Feb 24 Winslow Homer an American landscape painter and printmaker, best known for his marine subjects. He is considered one of the foremost painters in 19th-century America and a preeminent figure in American art
Feb 25 Pauline von Metternich a famous Viennese and Parisian socialite of great charm and elegance. She was an important promoter of the work of the German composer Richard Wagner and the Czech composer Bedřich Smetana
Feb 26 Elihu Vedder an American symbolist painter, book illustrator, and poet, born in New York City.
Feb 27 Mariia Surovshchikova-Petipa prima ballerina to the Petersburg Imperial Theatres and wife of the noted choreographer Marius Petipa.
Feb 29 Dickey Pearce an American professional baseball player and one of the sport's most famous early figures. He was born in Brooklyn, New York, and began playing with the Brooklyn Atlantics in 1856. He continued his career in the National Association and the early years of Major League Baseball. It is possible Pearce was one of the first baseball players to earn money for playing the game professionally. Pearce is given credit for pioneering the shortstop position. Pearce introduced his "tricky hit" to baseball, known today as the bunt. For much of his career, the rules permitted the ball to roll foul and still be a hit
Mar 2 Henry Billings Brown an associate justice of the Supreme Court of the United States from 5 January 1891 to 28 May 1906. An admiralty lawyer and U.S. District Judge in Detroit before ascending to the high court, Brown authored hundreds of opinions in his 31 years as a federal judge, including the majority opinion in Plessy Ferguson that upheld the legality of racial segregation in public transportation
Mar 2 John W. Foster an American diplomat and military officer, as well as lawyer and journalist. His highest public office was U.S. Secretary of State under Benjamin Harrison, although he also proved influential as a lawyer in technically private practice in the international relations sphere
Mar 2 Theodor Nöldeke a German orientalist, who was born in Harburg and studied in Göttingen, Vienna, Leiden and Berlin.
Mar 5 Charles Goodnight a cattle rancher in the American West, perhaps the best known rancher in Texas. He is sometimes known as the "father of the Texas Panhandle." Essayist and historian Frank Dobie said that Goodnight "approached greatness more nearly than any other cowman of history."
Mar 5 Hubert Dilger a German immigrant to the United States who became a decorated artillerist in the Union Army during the American Civil War. He was noted as one of the finest artillerists in the Army of the Potomac, winning the Medal of Honor for his valiant work at the 1863 Battle of Chancellorsville
Mar 8 Michael Foster (physiologist) an English physiologist.
Mar 11 Samuel Duvall an American archer who competed in the 1904 Summer Olympics.

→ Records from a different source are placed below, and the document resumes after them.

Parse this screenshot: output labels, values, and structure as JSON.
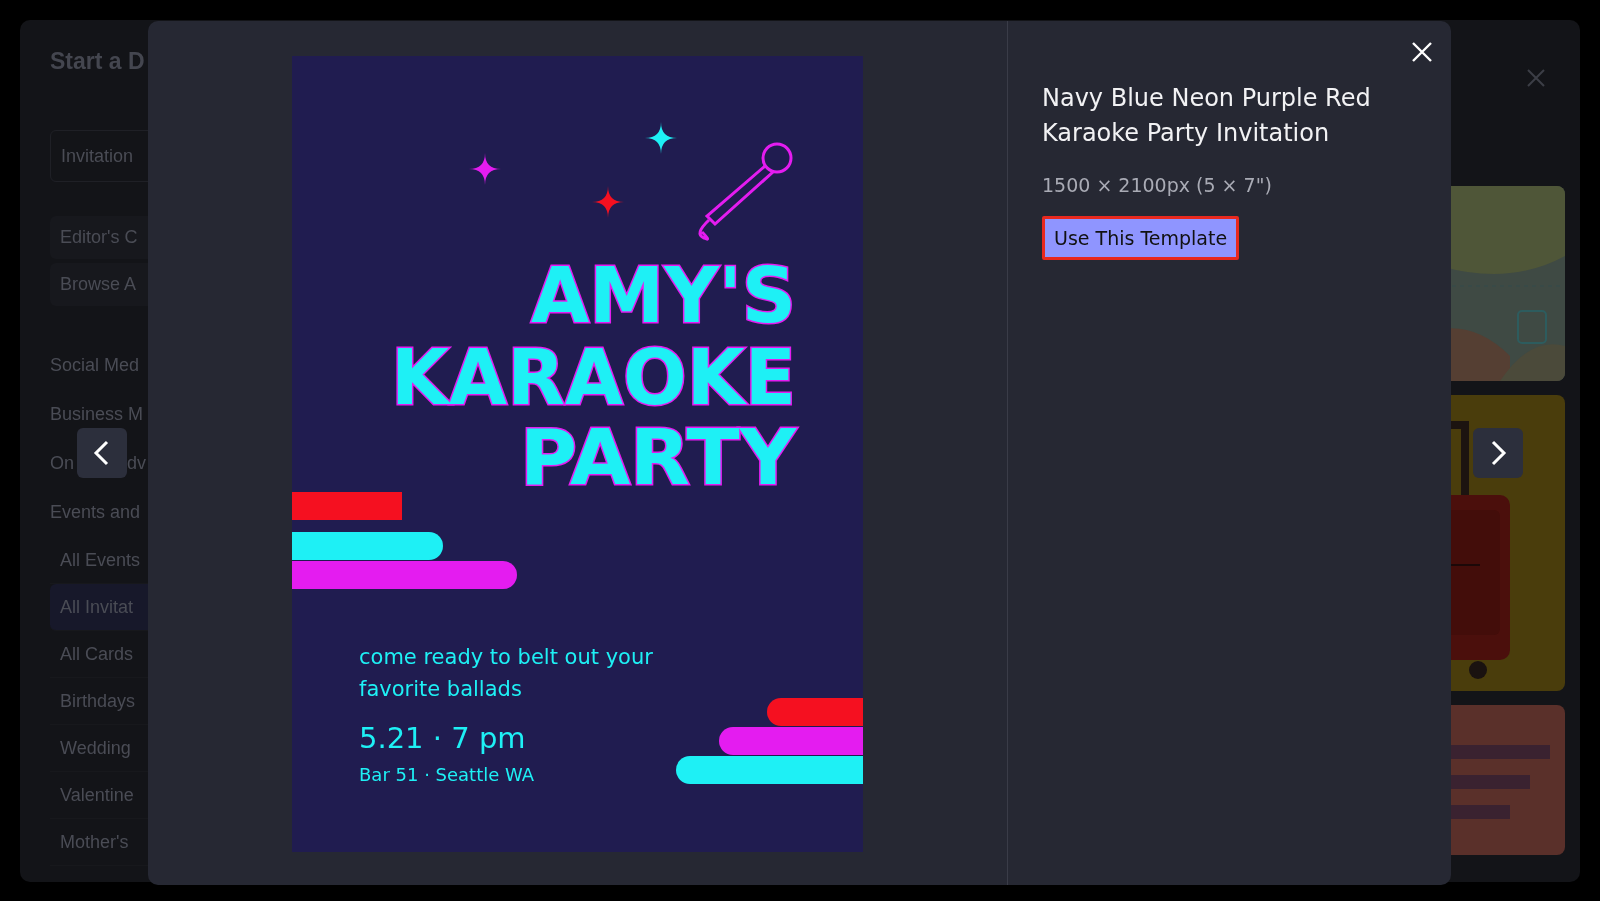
{
  "background_dialog": {
    "title": "Start a D",
    "sidebar": [
      {
        "labels": [
          "Invitation"
        ],
        "kind": "field",
        "selected": false
      },
      {
        "labels": [
          "Editor's C"
        ],
        "kind": "pill",
        "selected": false
      },
      {
        "labels": [
          "Browse A"
        ],
        "kind": "pill",
        "selected": false
      },
      {
        "labels": [
          "Social Med"
        ],
        "kind": "heading",
        "selected": false
      },
      {
        "labels": [
          "Business M"
        ],
        "kind": "heading",
        "selected": false
      },
      {
        "labels": [
          "On",
          "dv"
        ],
        "kind": "heading",
        "selected": false
      },
      {
        "labels": [
          "Events and"
        ],
        "kind": "heading",
        "selected": false
      },
      {
        "labels": [
          "All Events"
        ],
        "kind": "item",
        "selected": false
      },
      {
        "labels": [
          "All Invitat"
        ],
        "kind": "item",
        "selected": true
      },
      {
        "labels": [
          "All Cards"
        ],
        "kind": "item",
        "selected": false
      },
      {
        "labels": [
          "Birthdays"
        ],
        "kind": "item",
        "selected": false
      },
      {
        "labels": [
          "Wedding"
        ],
        "kind": "item",
        "selected": false
      },
      {
        "labels": [
          "Valentine"
        ],
        "kind": "item",
        "selected": false
      },
      {
        "labels": [
          "Mother's"
        ],
        "kind": "item",
        "selected": false
      }
    ]
  },
  "modal": {
    "poster": {
      "title_lines": [
        "AMY'S",
        "KARAOKE",
        "PARTY"
      ],
      "tagline_lines": [
        "come ready to belt out your",
        "favorite ballads"
      ],
      "date": "5.21 · 7 pm",
      "venue": "Bar 51 · Seattle WA"
    },
    "title": "Navy Blue Neon Purple Red Karaoke Party Invitation",
    "size": "1500 × 2100px (5 × 7\")",
    "button": "Use This Template"
  }
}
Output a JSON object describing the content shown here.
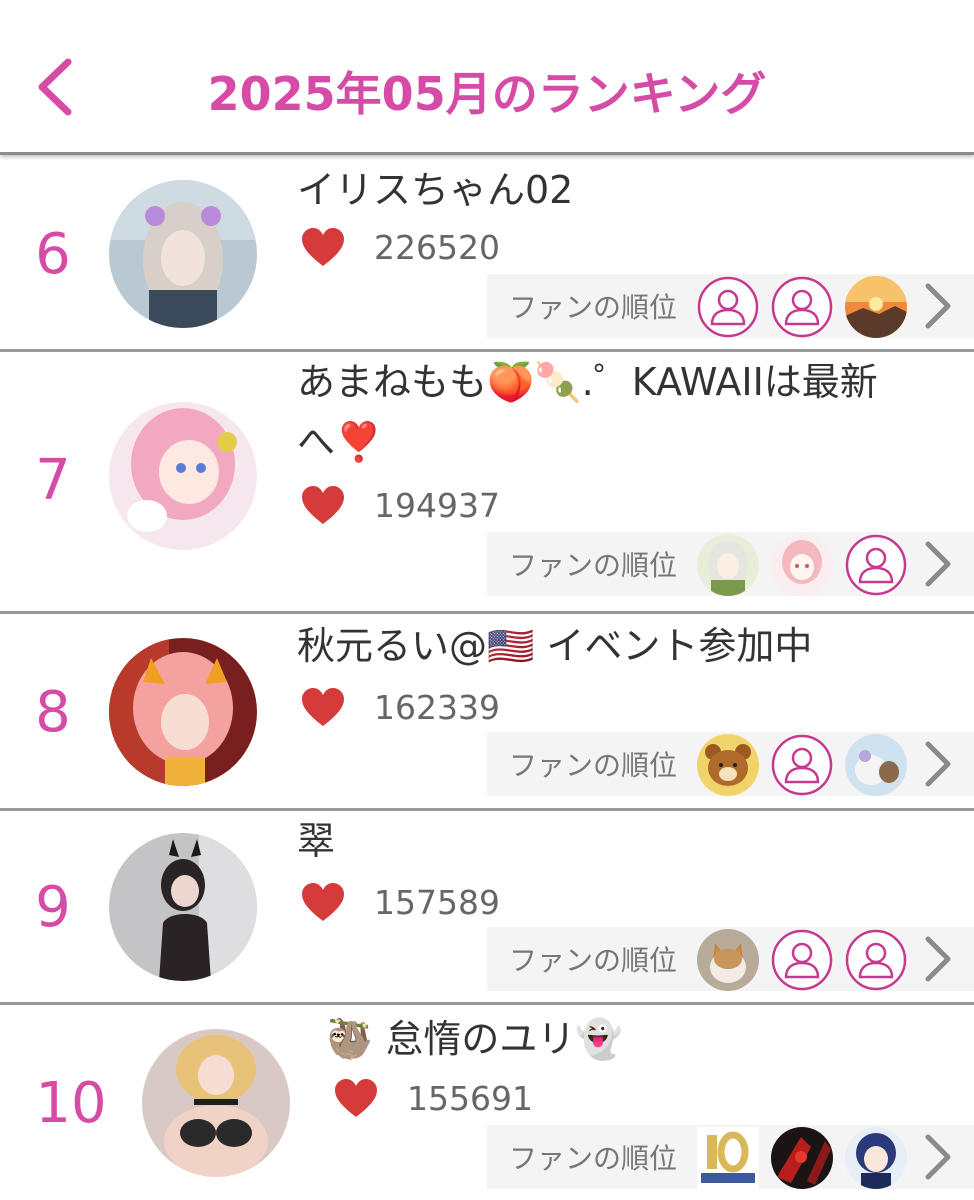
{
  "header": {
    "title": "2025年05月のランキング",
    "back_icon": "chevron-left-icon",
    "accent_color": "#d64ba6"
  },
  "fans_label": "ファンの順位",
  "rows": [
    {
      "rank": "6",
      "name": "イリスちゃん02",
      "likes": "226520",
      "fans": [
        "default-user-icon",
        "default-user-icon",
        "sunset-photo"
      ]
    },
    {
      "rank": "7",
      "name": "あまねもも🍑🍡.゜KAWAIIは最新へ❣️",
      "likes": "194937",
      "fans": [
        "anime-girl-photo",
        "pink-sketch-photo",
        "default-user-icon"
      ]
    },
    {
      "rank": "8",
      "name": "秋元るい@🇺🇸 イベント参加中",
      "likes": "162339",
      "fans": [
        "bear-photo",
        "default-user-icon",
        "plush-photo"
      ]
    },
    {
      "rank": "9",
      "name": "翠",
      "likes": "157589",
      "fans": [
        "cat-photo",
        "default-user-icon",
        "default-user-icon"
      ]
    },
    {
      "rank": "10",
      "name": "🦥 怠惰のユリ👻",
      "likes": "155691",
      "fans": [
        "anniversary-logo-photo",
        "red-art-photo",
        "anime-boy-photo"
      ]
    }
  ]
}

Mar 14 Jules Joseph Lefebvre a French figure painter, educator and theorist.
Mar 16 Andrew Smith Hallidie the promoter of the Clay Street Hill Railroad in San Francisco, USA. This was the world's first practical cable car system, and Hallidie is often therefore regarded as the inventor of the cable car and father of the present day San Francisco cable car system, although both claims are open to dispute. He also introduced the manufacture of wire rope to California, and at an early age was a prolific builder of bridges in the Californian interior
Mar 17 Lucian Müller a German classical scholar.
Mar 20 Ferris Jacobs Jr. an American general and politician, he was a United States Representative from New York.
Mar 20 Edward Poynter an English painter, designer, and draughtsman who served as President of the Royal Academy.
Mar 21 Julius Wolff a German surgeon.